    • Moodle Performance and Scalability Assurance Jonathan Moore
    • Analysing Usage ● We size for the highest peak ● Describe the peak scenario ● How many users? ● How short of interval? ● What are they doing? ● How much growth is expected?
    • The mdl_log ● A wealth of information ● Many sites have > year of data ● Determine concurrency ● Determine % of activity types ● Visualize historical usage
    • Optimizing Performance ● Use a PHP accelerator ● Balance your memory budget ● Make InnoDB buffer pool same size as DB (see mysqltuner.pl) ● Most sensitive to slow disks – Sessions – Moodle source – Moodle database
    • Some General Sizing Guidelines ● ~25-30 MB per apache client /w accelerator ● ~125-150 logged in users per core ● ~4-6 x more resources for a user's first minute ● ~5 logged in users supportable per apache child ● DB generally 1/10 size of Moodledata folder ● 5-10% of population is common peak for concurrency
    • JMeter Benchmarking ● Simulates simultaneous user activity ● Gathers response and throughput results ● Not a browser can't test javascript ● Can use to measure +/- of changes ● Can use to estimate expected concurrency, but harder
    • What to Use for Testing? ● Copy of production for test site – +Harder for server to cache – -More likely errors in results due to broken content – -Have to reset user passwords ● Synthetic test site – +Can use known good content less false errors – -Takes a lot of time and effort to prepare – -Smaller DB = easier server caching ● Hybrids

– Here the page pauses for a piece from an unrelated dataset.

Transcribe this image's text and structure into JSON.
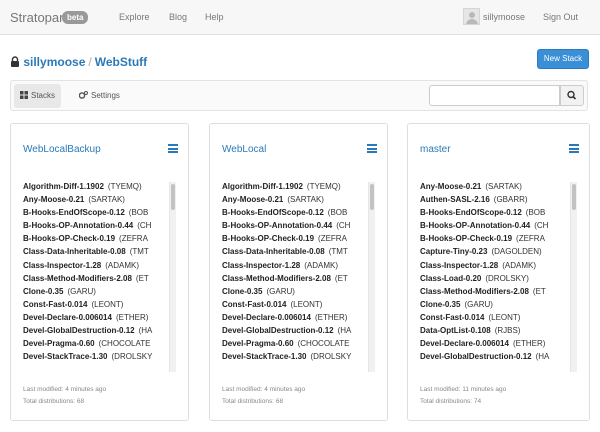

    • Testing Changes – Single test user and course may work well – More accurate the test rig less likely to miss problem – Run same test between changes – If results degrade don't move forward with change without careful review
    • Measuring Concurrent Capacity ● Test users, enrolment, and course population should be on par with production site ● Test set mix should reflect activity % of production site ● Calculate – Simultaneous logged in user count – Simultaneous logging in users count – They are different – Know what you need for each
    • Moodle 2.6 and JMeter ● New integration available ● Creates test plan with many activity types ● Provides comparison reports ● Only single user / single course test?
    • Tools ● jMeter ● SQL queries + mdl_log ● PHP Accelerator ● Cacti, munin, nagios, etc ● CLI: top, sar, innotop, mysqltuner.pl etc
    • Questions? ● jonathan@elearningconsultancy.com ● Twitter: @moorejon ● Skype: moorejon07